(Masterpieces of American Literature)

Bloom, Harold, ed. Robert Hayden. Philadelphia: Chelsea House, 2005.

Conniff, Brian. “Robert Hayden and the Rise of the African American Poetic Sequence.” African American Review 33, no. 3 (Fall, 1999): 487-506.

Davis, Arthur P. “Robert Hayden.” In From the Dark Tower: Afro-American Writers, 1900 to 1960. Washington, D.C.: Howard University Press, 1982.

Davis, Charles T. “Robert Hayden’s Use of History.” In Modern Black Poets: A Collection of Critical Essays, edited by Donald B. Gibson. Englewood Cliffs, N.J.: Prentice-Hall, 1973.

Fetrow, Fred M. “Portraits and Personae: Characterization in the Poetry of Robert Hayden.” In Black American Poets Between Worlds, 1940-1960, edited by R. Baxter Miller. Knoxville: University of Tennessee Press, 1986.

Fetrow, Fred M. Robert Hayden. Boston: Twayne, 1984.

Gikandi, Simon. “Race and the Idea of the Aesthetic.” Michigan Quarterly Review 40, no. 2 (Spring, 2001): 318-350.

Glaysher, Frederick, ed. Collected Prose: Robert Hayden. Foreword by William Meredith. Ann Arbor: University of Michigan Press, 1984.

Goldstein, Laurence, and Robert Chrisman, eds. Robert Hayden: Essays on the Poetry.
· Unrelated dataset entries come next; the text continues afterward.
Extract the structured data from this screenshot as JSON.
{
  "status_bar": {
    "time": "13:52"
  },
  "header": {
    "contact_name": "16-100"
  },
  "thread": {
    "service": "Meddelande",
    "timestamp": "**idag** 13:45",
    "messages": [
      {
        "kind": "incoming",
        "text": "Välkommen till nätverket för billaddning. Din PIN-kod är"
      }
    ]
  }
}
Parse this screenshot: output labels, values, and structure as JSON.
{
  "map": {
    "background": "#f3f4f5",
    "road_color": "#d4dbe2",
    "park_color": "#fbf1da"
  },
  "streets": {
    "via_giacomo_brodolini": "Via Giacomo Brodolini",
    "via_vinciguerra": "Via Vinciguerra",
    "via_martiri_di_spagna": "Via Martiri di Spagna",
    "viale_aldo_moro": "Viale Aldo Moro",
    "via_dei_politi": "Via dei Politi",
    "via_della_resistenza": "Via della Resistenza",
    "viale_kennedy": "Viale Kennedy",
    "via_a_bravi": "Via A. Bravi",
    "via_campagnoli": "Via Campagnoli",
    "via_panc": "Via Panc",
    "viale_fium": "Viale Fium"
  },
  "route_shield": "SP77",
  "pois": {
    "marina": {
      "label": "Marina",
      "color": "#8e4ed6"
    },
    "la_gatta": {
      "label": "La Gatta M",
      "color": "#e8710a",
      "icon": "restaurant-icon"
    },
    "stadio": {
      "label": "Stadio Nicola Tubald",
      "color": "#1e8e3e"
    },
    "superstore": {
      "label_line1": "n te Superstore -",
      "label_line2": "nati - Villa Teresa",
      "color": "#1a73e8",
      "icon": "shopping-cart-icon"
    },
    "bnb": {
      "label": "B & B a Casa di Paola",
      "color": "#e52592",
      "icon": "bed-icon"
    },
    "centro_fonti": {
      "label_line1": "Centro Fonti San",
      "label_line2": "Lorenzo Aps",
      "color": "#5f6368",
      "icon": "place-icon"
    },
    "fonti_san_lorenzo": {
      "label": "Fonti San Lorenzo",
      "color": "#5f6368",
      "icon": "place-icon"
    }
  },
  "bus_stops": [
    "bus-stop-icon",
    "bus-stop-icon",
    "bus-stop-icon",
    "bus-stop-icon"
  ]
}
Ann Arbor: University of Michigan Press, 2001.

Su, Adrienne. “The Poetry of Robert Hayden.” Library Cavalcade 52, no. 2 (October, 1999): 8-11.

Williams, Pontheolla T. Robert Hayden: A Critical Analysis of His Poetry. Foreword by Blyden Jackson. Urbana: University of Illinois Press, 1987.